2015 marks the 100th anniversary of the Armenian genocide. On the 24th of April 1915, the Ottoman government began a series of forced deportations, starting with the arrest of roughly 250 Armenian political activists, writers, public intellectuals, politicians, journalists, and other community leaders.
Between 800’000 and 1.5 million Armenians died during the period of executions and deportations following 1915. The events have been described by the historian Richard L. Rubenstein as the “first full-fledged attempt by a modern state to practice disciplined, methodically organised genocide”.

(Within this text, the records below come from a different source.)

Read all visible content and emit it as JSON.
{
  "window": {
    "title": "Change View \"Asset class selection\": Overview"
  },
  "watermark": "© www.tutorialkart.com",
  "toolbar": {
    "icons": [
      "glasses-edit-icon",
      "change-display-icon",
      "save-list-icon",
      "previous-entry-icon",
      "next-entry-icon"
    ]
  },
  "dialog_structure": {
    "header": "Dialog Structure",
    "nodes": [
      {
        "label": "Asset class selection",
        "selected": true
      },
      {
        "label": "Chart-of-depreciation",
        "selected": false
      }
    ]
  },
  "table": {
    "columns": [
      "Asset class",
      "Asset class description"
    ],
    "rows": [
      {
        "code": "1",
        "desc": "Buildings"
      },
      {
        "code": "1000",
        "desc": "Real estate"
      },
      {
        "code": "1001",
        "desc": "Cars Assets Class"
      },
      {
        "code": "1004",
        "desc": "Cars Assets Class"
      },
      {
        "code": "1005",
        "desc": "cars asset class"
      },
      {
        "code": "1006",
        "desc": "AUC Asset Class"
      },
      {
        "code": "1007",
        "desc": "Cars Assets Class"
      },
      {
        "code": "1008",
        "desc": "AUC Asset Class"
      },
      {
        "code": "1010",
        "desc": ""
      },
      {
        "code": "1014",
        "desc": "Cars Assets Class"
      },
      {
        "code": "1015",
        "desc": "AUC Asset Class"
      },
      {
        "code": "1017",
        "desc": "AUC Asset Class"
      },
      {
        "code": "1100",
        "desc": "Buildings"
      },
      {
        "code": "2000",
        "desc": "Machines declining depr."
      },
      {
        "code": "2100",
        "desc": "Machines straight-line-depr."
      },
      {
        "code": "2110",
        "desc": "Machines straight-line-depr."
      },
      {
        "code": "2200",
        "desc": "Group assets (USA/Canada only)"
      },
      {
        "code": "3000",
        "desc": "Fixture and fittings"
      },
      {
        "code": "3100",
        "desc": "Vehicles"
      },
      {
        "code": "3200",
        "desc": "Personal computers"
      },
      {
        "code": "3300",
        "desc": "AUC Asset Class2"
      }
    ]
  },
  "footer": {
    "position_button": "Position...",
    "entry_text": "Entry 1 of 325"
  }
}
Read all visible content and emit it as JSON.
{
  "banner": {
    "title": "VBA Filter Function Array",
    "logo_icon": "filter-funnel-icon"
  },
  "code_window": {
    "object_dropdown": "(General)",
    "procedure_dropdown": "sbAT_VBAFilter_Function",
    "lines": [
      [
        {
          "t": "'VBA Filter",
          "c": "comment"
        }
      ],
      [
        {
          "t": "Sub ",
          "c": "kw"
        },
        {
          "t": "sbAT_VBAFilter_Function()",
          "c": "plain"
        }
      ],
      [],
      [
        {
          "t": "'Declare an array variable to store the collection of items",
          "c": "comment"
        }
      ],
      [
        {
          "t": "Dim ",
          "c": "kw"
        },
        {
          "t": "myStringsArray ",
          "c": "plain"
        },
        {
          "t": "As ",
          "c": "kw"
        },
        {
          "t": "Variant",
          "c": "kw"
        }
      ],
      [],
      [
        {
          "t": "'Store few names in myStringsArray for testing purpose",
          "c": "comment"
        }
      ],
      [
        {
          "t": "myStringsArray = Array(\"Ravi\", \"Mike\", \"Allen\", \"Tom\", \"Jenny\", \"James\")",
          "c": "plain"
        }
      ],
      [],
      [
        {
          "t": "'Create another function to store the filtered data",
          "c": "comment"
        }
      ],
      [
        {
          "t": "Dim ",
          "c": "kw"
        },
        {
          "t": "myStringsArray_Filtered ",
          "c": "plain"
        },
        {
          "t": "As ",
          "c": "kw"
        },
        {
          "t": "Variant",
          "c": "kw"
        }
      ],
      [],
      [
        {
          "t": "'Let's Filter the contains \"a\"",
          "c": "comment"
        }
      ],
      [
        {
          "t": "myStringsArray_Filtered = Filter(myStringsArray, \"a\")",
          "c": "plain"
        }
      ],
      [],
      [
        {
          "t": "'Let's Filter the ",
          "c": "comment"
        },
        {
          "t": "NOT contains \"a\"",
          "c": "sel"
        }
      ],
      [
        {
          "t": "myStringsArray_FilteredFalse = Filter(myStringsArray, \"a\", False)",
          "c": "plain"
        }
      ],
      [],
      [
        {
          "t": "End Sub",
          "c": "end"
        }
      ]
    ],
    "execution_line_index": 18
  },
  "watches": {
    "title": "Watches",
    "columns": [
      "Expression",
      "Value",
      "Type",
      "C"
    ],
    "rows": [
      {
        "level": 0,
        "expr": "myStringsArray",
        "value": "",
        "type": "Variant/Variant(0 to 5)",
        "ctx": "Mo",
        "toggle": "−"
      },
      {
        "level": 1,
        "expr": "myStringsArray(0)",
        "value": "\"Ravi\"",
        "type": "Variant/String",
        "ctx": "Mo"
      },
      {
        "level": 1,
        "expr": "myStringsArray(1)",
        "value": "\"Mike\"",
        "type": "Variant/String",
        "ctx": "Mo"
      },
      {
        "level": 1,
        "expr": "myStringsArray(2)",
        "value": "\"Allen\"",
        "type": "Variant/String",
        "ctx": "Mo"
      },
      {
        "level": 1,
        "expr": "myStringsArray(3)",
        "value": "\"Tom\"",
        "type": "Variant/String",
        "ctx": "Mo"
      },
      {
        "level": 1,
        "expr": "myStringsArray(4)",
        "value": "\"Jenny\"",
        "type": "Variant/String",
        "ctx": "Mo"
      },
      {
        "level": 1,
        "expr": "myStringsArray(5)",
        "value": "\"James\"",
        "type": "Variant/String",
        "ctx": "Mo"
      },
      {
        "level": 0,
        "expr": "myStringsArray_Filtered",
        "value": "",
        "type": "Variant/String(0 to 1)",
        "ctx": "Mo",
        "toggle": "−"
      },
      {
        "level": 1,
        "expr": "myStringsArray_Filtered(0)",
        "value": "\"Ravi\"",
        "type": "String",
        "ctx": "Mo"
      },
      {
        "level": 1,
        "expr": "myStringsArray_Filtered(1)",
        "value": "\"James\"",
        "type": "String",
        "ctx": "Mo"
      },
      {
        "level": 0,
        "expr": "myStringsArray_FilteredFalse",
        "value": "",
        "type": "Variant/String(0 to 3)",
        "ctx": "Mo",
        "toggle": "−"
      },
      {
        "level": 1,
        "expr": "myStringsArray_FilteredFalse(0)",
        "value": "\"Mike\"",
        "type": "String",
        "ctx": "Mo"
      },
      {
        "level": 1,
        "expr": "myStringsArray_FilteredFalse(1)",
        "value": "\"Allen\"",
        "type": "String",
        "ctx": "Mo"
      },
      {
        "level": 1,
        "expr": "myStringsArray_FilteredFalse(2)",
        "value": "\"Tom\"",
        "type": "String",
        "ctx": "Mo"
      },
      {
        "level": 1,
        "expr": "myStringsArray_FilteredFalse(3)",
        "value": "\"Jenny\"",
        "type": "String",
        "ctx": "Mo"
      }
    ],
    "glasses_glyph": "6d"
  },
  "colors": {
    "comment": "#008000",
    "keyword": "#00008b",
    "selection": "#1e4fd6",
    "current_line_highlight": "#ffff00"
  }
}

The Turkish government admits the deportations, but claims that any deaths were unintentional, that the numbers involved have been inflated, that massacres were also perpetrated by Armenians against ethnic Turks, and that the forced marches into the Syrian desert were primarily intended to prevent Armenian revolutionaries from allying with Tsarist Russia during the first world war.
There have been recent signs that Turkey is starting to reconsider its official history. People are no longer sent to jail for describing the events in 1915 as a ‘genocide’. In 2014, Turkey’s then prime minister (and current president) Recep Tayyip Erdogan became the first Turkish leader to offer public condolences for the mass killing of Armenians.
We had a question sent by D. Kohler from Austria via our ‘suggest a debate’ form:
Should Turkey be sanctioned by the EU and the international community for refusing to acknowledge its crimes against humanity committed against the Armenian Christians?
But would sanctions really be effective? And, anyway, is such a discussion not premature? Only 28 governments worldwide (15 of them EU Member States) recognise the events of 1915 as a genocide. Some countries, such as the United Kingdom, feel that reconciliation cannot be achieved if foreign governments fixate on the past. In other European countries, including Greece, Italy, and Slovakia, it is illegal to deny that a genocide took place.
Should more countries recognise the Armenian genocide? Are relations between Turkey and Armenia finally beginning to heal? And is Turkish society opening up to a different interpretation of the past? Let us know your thoughts and comments in the form below, and we’ll take them to policymakers and experts for their reactions!